## Problem details
An exact reproduction of every record is required.

## Provided records
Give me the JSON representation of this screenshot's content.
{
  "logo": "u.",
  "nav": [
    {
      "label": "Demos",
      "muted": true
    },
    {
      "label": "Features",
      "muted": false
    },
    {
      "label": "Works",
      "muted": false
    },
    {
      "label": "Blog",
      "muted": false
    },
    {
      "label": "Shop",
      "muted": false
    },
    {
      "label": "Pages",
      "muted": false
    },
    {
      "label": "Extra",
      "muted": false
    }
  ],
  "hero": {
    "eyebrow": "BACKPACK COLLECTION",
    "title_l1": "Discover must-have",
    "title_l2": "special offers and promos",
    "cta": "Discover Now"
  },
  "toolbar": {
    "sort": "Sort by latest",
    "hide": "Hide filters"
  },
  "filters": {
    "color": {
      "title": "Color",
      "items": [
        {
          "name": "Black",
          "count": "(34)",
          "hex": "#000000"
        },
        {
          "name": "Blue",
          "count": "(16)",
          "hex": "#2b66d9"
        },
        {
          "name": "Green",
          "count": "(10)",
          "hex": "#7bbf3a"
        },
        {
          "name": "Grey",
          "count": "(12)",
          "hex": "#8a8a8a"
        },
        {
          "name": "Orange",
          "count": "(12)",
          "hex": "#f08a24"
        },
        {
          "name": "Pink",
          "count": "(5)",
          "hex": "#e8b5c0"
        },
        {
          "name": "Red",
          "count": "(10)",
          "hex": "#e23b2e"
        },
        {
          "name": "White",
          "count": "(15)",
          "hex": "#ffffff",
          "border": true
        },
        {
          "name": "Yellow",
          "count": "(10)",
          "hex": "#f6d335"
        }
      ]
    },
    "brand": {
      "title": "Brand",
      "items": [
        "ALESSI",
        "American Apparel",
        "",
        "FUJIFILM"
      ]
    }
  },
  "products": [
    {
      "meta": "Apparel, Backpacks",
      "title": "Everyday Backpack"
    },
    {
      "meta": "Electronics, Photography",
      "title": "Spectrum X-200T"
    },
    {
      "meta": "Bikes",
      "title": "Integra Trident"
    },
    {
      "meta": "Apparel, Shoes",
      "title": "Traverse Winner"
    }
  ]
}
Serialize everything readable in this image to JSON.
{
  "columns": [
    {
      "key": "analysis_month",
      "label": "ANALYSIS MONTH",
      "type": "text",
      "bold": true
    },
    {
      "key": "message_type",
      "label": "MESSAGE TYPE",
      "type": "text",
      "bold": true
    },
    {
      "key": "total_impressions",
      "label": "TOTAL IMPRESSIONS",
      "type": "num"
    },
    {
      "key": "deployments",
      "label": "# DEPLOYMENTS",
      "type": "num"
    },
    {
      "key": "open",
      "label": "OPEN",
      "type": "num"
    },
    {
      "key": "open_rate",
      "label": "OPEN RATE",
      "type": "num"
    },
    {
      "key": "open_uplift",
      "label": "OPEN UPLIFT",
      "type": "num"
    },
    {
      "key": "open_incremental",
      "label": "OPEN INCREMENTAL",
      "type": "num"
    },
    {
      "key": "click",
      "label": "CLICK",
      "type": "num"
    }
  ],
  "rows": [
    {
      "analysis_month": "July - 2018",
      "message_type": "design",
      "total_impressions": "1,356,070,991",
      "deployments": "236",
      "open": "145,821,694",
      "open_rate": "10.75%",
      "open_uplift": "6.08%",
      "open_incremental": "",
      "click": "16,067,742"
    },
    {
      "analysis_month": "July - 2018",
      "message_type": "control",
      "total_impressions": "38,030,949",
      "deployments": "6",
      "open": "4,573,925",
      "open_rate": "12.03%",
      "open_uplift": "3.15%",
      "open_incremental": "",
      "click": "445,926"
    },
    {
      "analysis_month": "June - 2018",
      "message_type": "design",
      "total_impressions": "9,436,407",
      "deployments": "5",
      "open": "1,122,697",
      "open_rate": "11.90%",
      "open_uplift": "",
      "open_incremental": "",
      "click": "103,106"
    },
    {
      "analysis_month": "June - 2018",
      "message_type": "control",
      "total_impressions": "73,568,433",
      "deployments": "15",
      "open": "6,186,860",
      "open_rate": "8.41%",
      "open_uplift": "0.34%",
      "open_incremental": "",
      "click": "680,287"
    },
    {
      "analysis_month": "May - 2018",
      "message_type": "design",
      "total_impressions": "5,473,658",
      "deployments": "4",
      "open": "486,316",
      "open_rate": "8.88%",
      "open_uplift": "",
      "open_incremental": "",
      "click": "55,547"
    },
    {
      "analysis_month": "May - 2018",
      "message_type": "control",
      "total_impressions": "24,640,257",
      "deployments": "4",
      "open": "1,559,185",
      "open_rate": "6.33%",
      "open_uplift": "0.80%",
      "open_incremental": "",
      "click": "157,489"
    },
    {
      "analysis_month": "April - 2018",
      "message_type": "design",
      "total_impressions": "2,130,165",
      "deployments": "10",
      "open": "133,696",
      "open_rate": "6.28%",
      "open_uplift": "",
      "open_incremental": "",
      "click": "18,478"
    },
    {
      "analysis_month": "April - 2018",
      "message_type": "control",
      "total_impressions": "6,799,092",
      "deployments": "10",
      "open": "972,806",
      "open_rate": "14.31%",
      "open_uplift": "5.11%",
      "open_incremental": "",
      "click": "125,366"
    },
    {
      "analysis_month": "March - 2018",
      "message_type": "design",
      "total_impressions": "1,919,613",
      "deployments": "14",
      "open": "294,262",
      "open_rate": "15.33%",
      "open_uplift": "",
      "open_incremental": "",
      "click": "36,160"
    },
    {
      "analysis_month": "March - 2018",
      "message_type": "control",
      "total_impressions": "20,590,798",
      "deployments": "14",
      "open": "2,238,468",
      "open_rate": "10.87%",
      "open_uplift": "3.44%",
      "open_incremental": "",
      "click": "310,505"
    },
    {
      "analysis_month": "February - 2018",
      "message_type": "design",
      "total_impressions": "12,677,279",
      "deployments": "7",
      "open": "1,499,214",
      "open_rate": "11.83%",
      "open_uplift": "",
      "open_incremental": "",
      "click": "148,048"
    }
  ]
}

## Output for this exercise
Give me the JSON representation of this screenshot's content.
{
  "logo": "u.",
  "nav": [
    {
      "label": "Demos",
      "muted": true
    },
    {
      "label": "Features",
      "muted": false
    },
    {
      "label": "Works",
      "muted": false
    },
    {
      "label": "Blog",
      "muted": false
    },
    {
      "label": "Shop",
      "muted": false
    },
    {
      "label": "Pages",
      "muted": false
    },
    {
      "label": "Extra",
      "muted": false
    }
  ],
  "hero": {
    "eyebrow": "BACKPACK COLLECTION",
    "title_l1": "Discover must-have",
    "title_l2": "special offers and promos",
    "cta": "Discover Now"
  },
  "toolbar": {
    "sort": "Sort by latest",
    "hide": "Hide filters"
  },
  "filters": {
    "color": {
      "title": "Color",
      "items": [
        {
          "name": "Black",
          "count": "(34)",
          "hex": "#000000"
        },
        {
          "name": "Blue",
          "count": "(16)",
          "hex": "#2b66d9"
        },
        {
          "name": "Green",
          "count": "(10)",
          "hex": "#7bbf3a"
        },
        {
          "name": "Grey",
          "count": "(12)",
          "hex": "#8a8a8a"
        },
        {
          "name": "Orange",
          "count": "(12)",
          "hex": "#f08a24"
        },
        {
          "name": "Pink",
          "count": "(5)",
          "hex": "#e8b5c0"
        },
        {
          "name": "Red",
          "count": "(10)",
          "hex": "#e23b2e"
        },
        {
          "name": "White",
          "count": "(15)",
          "hex": "#ffffff",
          "border": true
        },
        {
          "name": "Yellow",
          "count": "(10)",
          "hex": "#f6d335"
        }
      ]
    },
    "brand": {
      "title": "Brand",
      "items": [
        "ALESSI",
        "American Apparel",
        "",
        "FUJIFILM"
      ]
    }
  },
  "products": [
    {
      "meta": "Apparel, Backpacks",
      "title": "Everyday Backpack"
    },
    {
      "meta": "Electronics, Photography",
      "title": "Spectrum X-200T"
    },
    {
      "meta": "Bikes",
      "title": "Integra Trident"
    },
    {
      "meta": "Apparel, Shoes",
      "title": "Traverse Winner"
    }
  ]
}
Serialize everything readable in this image to JSON.
{
  "columns": [
    {
      "key": "analysis_month",
      "label": "ANALYSIS MONTH",
      "type": "text",
      "bold": true
    },
    {
      "key": "message_type",
      "label": "MESSAGE TYPE",
      "type": "text",
      "bold": true
    },
    {
      "key": "total_impressions",
      "label": "TOTAL IMPRESSIONS",
      "type": "num"
    },
    {
      "key": "deployments",
      "label": "# DEPLOYMENTS",
      "type": "num"
    },
    {
      "key": "open",
      "label": "OPEN",
      "type": "num"
    },
    {
      "key": "open_rate",
      "label": "OPEN RATE",
      "type": "num"
    },
    {
      "key": "open_uplift",
      "label": "OPEN UPLIFT",
      "type": "num"
    },
    {
      "key": "open_incremental",
      "label": "OPEN INCREMENTAL",
      "type": "num"
    },
    {
      "key": "click",
      "label": "CLICK",
      "type": "num"
    }
  ],
  "rows": [
    {
      "analysis_month": "July - 2018",
      "message_type": "design",
      "total_impressions": "1,356,070,991",
      "deployments": "236",
      "open": "145,821,694",
      "open_rate": "10.75%",
      "open_uplift": "6.08%",
      "open_incremental": "",
      "click": "16,067,742"
    },
    {
      "analysis_month": "July - 2018",
      "message_type": "control",
      "total_impressions": "38,030,949",
      "deployments": "6",
      "open": "4,573,925",
      "open_rate": "12.03%",
      "open_uplift": "3.15%",
      "open_incremental": "",
      "click": "445,926"
    },
    {
      "analysis_month": "June - 2018",
      "message_type": "design",
      "total_impressions": "9,436,407",
      "deployments": "5",
      "open": "1,122,697",
      "open_rate": "11.90%",
      "open_uplift": "",
      "open_incremental": "",
      "click": "103,106"
    },
    {
      "analysis_month": "June - 2018",
      "message_type": "control",
      "total_impressions": "73,568,433",
      "deployments": "15",
      "open": "6,186,860",
      "open_rate": "8.41%",
      "open_uplift": "0.34%",
      "open_incremental": "",
      "click": "680,287"
    },
    {
      "analysis_month": "May - 2018",
      "message_type": "design",
      "total_impressions": "5,473,658",
      "deployments": "4",
      "open": "486,316",
      "open_rate": "8.88%",
      "open_uplift": "",
      "open_incremental": "",
      "click": "55,547"
    },
    {
      "analysis_month": "May - 2018",
      "message_type": "control",
      "total_impressions": "24,640,257",
      "deployments": "4",
      "open": "1,559,185",
      "open_rate": "6.33%",
      "open_uplift": "0.80%",
      "open_incremental": "",
      "click": "157,489"
    },
    {
      "analysis_month": "April - 2018",
      "message_type": "design",
      "total_impressions": "2,130,165",
      "deployments": "10",
      "open": "133,696",
      "open_rate": "6.28%",
      "open_uplift": "",
      "open_incremental": "",
      "click": "18,478"
    },
    {
      "analysis_month": "April - 2018",
      "message_type": "control",
      "total_impressions": "6,799,092",
      "deployments": "10",
      "open": "972,806",
      "open_rate": "14.31%",
      "open_uplift": "5.11%",
      "open_incremental": "",
      "click": "125,366"
    },
    {
      "analysis_month": "March - 2018",
      "message_type": "design",
      "total_impressions": "1,919,613",
      "deployments": "14",
      "open": "294,262",
      "open_rate": "15.33%",
      "open_uplift": "",
      "open_incremental": "",
      "click": "36,160"
    },
    {
      "analysis_month": "March - 2018",
      "message_type": "control",
      "total_impressions": "20,590,798",
      "deployments": "14",
      "open": "2,238,468",
      "open_rate": "10.87%",
      "open_uplift": "3.44%",
      "open_incremental": "",
      "click": "310,505"
    },
    {
      "analysis_month": "February - 2018",
      "message_type": "design",
      "total_impressions": "12,677,279",
      "deployments": "7",
      "open": "1,499,214",
      "open_rate": "11.83%",
      "open_uplift": "",
      "open_incremental": "",
      "click": "148,048"
    }
  ]
}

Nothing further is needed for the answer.